This is according to a press statement issued by Dr. Brenda Bukowa, A/Head – Comm. & Marketing at the University of Zambia (UNZA).
Minister was wrong to declare CEC’s transmission and distribution lines as a common carrier, Court rules
THE Lusaka High Court has quashed Energy Minister Matthew Nkhuwa’s decision to declare the Copperbelt Energy Corporation (CEC’s) transmission and distribution lines as a common carrier.
In her judgement delivered on Friday judge Elita Mwikisa noted that there was a failure on the part of the Minister to act with procedural fairness towards CEC.
She said Minister’s decision to declare CEC’s transmission and distribution lines as common carrier through the passing of S.I No.57 of 2020, had taken away CEC’s rights to negotiate terms and conditions of use of its infrastructure in view of the fact that any enterprise can use CEC’s infractructure at the wheeling charge that ERB has set, which CEC had argued was not cost effective.

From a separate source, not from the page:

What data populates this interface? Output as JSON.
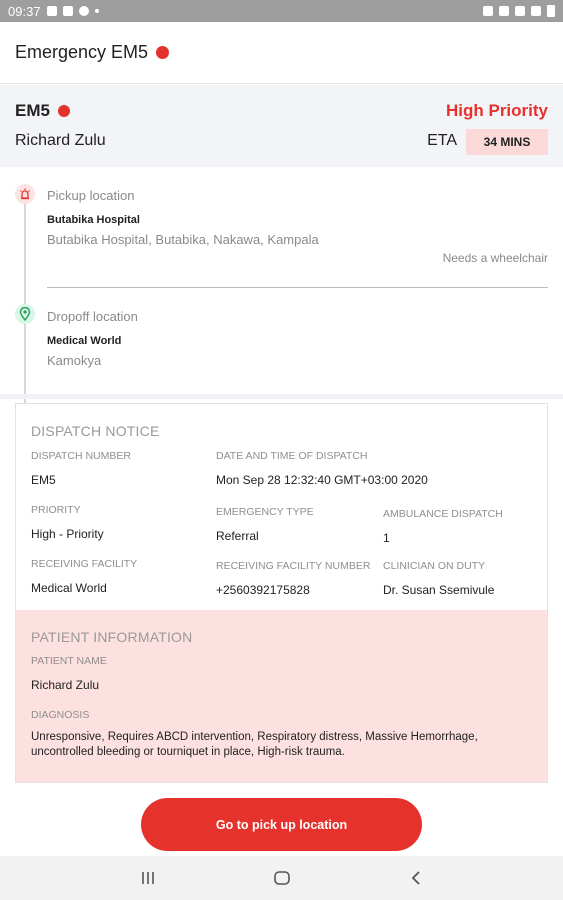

“In fact, KCM has abrogated its contractual obligations under the Power Supply Agreement (PSA) to pay the debt owed to CEC amounting to USD 144 million. I agree with CEC that S.I No. 57 of 2020 is too wide in its application in that it affects all the applicant’s transmission and distribution lines instead of only affecting lines supplying power to KCM,” judge Mwikisa said.
She found that the minister’s decision to declare CEC’s distribution and transmission lines as a common carrier was not for purposes of the Act but was intended to assist KCM avoid the effect of section 43 of the Electricity Act.
Judge Mwikisa agreed with CEC that the Minister’s decision was meant to ensure continous supply of electricity power to KCM, despite being indebted to CEC.
“The Minister’s decision is ultra vires the provisions of section 15 (2) of the Act and therefore illegal. KCM failed to pay the debt of USD144 million and CEC has the right under section 43 (1) to discontinue the supply of power,” she further said.
She further said CEC was not fairly treated by the Minister who arbitrarily used his powers to declare its transmission and distribution lines as common carrier without giving CEC a chance to negotiate terms and conditions for the use of its infrastructure.
“All in all, I find that the applicant has succeeded on all grounds under order 53 rule 3 of the Rules of the Supreme Court. I accordingly quash the decision of the Minister of May 29, 2020, to declare the applicant’s transmission and distribution lines as a common carrier. Costs follow the event,” ruled judge Mwikisa.
In this matter, CEC which cited the Attorney General and the Energy Regulation Board (ERB) as respondents, was seeking a declaration that Nkhuwa’s decision dated May 29, 2020, to declare its transmission and distribution lines as common carrier was unlawful.
CEC wanted a declaration that the decision of the Minister of Energy to direct it to provide a wheeling path for Zesco Limited to supply power to KCM on terms directed by the Energy Regulation Board was illegal and therefore null and void.
It also wanted a declaration that the decision by the Director General of the Energy Regulation Board of May 31, 2020 to direct it to charge a wheeling tariff of US$5.84/kw/per month was illegal and therefore null and void.
CEC further wanted among others, an order to quash the said decisions and a further order to stop Nkhuwa from enforcing SI no.57 of 2020 as it is illegal.